◆ Page and application data records
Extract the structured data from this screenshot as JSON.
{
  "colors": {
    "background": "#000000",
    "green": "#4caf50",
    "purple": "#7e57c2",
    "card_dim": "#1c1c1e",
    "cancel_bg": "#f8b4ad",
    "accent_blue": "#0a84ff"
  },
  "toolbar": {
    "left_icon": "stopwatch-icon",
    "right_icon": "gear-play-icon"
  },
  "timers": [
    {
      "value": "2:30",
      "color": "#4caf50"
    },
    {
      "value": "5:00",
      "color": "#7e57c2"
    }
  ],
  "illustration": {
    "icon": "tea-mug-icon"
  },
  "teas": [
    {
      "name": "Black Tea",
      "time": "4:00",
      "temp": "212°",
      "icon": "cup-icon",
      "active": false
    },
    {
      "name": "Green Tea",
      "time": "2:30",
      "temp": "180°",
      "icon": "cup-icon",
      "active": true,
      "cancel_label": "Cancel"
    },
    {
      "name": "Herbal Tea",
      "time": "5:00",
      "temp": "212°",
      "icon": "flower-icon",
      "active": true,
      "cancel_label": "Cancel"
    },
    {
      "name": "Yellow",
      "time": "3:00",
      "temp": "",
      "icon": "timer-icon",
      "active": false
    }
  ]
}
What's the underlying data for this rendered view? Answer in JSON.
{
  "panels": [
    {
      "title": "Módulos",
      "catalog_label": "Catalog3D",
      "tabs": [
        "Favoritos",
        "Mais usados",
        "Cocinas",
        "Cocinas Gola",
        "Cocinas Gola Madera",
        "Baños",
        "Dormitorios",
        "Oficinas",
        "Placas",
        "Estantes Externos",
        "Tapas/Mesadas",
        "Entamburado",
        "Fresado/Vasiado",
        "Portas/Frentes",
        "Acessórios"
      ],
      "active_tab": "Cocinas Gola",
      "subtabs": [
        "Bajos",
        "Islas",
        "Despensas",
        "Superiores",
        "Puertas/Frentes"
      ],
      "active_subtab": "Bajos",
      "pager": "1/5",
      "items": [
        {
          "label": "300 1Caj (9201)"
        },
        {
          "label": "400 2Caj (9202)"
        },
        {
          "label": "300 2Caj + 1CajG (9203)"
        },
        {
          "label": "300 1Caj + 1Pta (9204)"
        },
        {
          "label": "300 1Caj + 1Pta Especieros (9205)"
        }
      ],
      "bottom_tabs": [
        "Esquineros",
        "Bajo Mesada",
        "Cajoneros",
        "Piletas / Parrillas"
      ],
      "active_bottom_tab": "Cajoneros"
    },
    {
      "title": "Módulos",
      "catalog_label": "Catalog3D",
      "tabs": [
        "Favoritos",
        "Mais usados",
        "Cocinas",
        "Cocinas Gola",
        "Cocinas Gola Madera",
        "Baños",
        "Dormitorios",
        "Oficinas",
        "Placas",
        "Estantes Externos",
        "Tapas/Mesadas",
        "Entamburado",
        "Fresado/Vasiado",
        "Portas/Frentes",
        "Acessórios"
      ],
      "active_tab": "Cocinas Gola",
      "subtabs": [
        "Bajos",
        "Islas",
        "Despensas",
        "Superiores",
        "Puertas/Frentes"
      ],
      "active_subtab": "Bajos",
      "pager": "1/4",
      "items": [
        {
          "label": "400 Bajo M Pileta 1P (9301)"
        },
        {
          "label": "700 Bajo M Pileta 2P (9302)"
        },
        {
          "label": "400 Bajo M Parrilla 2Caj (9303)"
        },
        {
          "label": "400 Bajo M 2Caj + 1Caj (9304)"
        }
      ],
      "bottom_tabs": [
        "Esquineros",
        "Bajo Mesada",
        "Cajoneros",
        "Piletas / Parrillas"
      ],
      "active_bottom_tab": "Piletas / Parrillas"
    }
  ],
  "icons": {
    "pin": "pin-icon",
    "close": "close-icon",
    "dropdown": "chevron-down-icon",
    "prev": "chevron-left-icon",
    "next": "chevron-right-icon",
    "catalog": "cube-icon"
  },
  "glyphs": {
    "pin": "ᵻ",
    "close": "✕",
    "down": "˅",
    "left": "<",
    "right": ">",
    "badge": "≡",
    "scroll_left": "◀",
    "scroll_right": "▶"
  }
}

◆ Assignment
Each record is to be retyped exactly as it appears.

◆ Exercise answer
Extract the structured data from this screenshot as JSON.
{
  "colors": {
    "background": "#000000",
    "green": "#4caf50",
    "purple": "#7e57c2",
    "card_dim": "#1c1c1e",
    "cancel_bg": "#f8b4ad",
    "accent_blue": "#0a84ff"
  },
  "toolbar": {
    "left_icon": "stopwatch-icon",
    "right_icon": "gear-play-icon"
  },
  "timers": [
    {
      "value": "2:30",
      "color": "#4caf50"
    },
    {
      "value": "5:00",
      "color": "#7e57c2"
    }
  ],
  "illustration": {
    "icon": "tea-mug-icon"
  },
  "teas": [
    {
      "name": "Black Tea",
      "time": "4:00",
      "temp": "212°",
      "icon": "cup-icon",
      "active": false
    },
    {
      "name": "Green Tea",
      "time": "2:30",
      "temp": "180°",
      "icon": "cup-icon",
      "active": true,
      "cancel_label": "Cancel"
    },
    {
      "name": "Herbal Tea",
      "time": "5:00",
      "temp": "212°",
      "icon": "flower-icon",
      "active": true,
      "cancel_label": "Cancel"
    },
    {
      "name": "Yellow",
      "time": "3:00",
      "temp": "",
      "icon": "timer-icon",
      "active": false
    }
  ]
}
What's the underlying data for this rendered view? Answer in JSON.
{
  "panels": [
    {
      "title": "Módulos",
      "catalog_label": "Catalog3D",
      "tabs": [
        "Favoritos",
        "Mais usados",
        "Cocinas",
        "Cocinas Gola",
        "Cocinas Gola Madera",
        "Baños",
        "Dormitorios",
        "Oficinas",
        "Placas",
        "Estantes Externos",
        "Tapas/Mesadas",
        "Entamburado",
        "Fresado/Vasiado",
        "Portas/Frentes",
        "Acessórios"
      ],
      "active_tab": "Cocinas Gola",
      "subtabs": [
        "Bajos",
        "Islas",
        "Despensas",
        "Superiores",
        "Puertas/Frentes"
      ],
      "active_subtab": "Bajos",
      "pager": "1/5",
      "items": [
        {
          "label": "300 1Caj (9201)"
        },
        {
          "label": "400 2Caj (9202)"
        },
        {
          "label": "300 2Caj + 1CajG (9203)"
        },
        {
          "label": "300 1Caj + 1Pta (9204)"
        },
        {
          "label": "300 1Caj + 1Pta Especieros (9205)"
        }
      ],
      "bottom_tabs": [
        "Esquineros",
        "Bajo Mesada",
        "Cajoneros",
        "Piletas / Parrillas"
      ],
      "active_bottom_tab": "Cajoneros"
    },
    {
      "title": "Módulos",
      "catalog_label": "Catalog3D",
      "tabs": [
        "Favoritos",
        "Mais usados",
        "Cocinas",
        "Cocinas Gola",
        "Cocinas Gola Madera",
        "Baños",
        "Dormitorios",
        "Oficinas",
        "Placas",
        "Estantes Externos",
        "Tapas/Mesadas",
        "Entamburado",
        "Fresado/Vasiado",
        "Portas/Frentes",
        "Acessórios"
      ],
      "active_tab": "Cocinas Gola",
      "subtabs": [
        "Bajos",
        "Islas",
        "Despensas",
        "Superiores",
        "Puertas/Frentes"
      ],
      "active_subtab": "Bajos",
      "pager": "1/4",
      "items": [
        {
          "label": "400 Bajo M Pileta 1P (9301)"
        },
        {
          "label": "700 Bajo M Pileta 2P (9302)"
        },
        {
          "label": "400 Bajo M Parrilla 2Caj (9303)"
        },
        {
          "label": "400 Bajo M 2Caj + 1Caj (9304)"
        }
      ],
      "bottom_tabs": [
        "Esquineros",
        "Bajo Mesada",
        "Cajoneros",
        "Piletas / Parrillas"
      ],
      "active_bottom_tab": "Piletas / Parrillas"
    }
  ],
  "icons": {
    "pin": "pin-icon",
    "close": "close-icon",
    "dropdown": "chevron-down-icon",
    "prev": "chevron-left-icon",
    "next": "chevron-right-icon",
    "catalog": "cube-icon"
  },
  "glyphs": {
    "pin": "ᵻ",
    "close": "✕",
    "down": "˅",
    "left": "<",
    "right": ">",
    "badge": "≡",
    "scroll_left": "◀",
    "scroll_right": "▶"
  }
}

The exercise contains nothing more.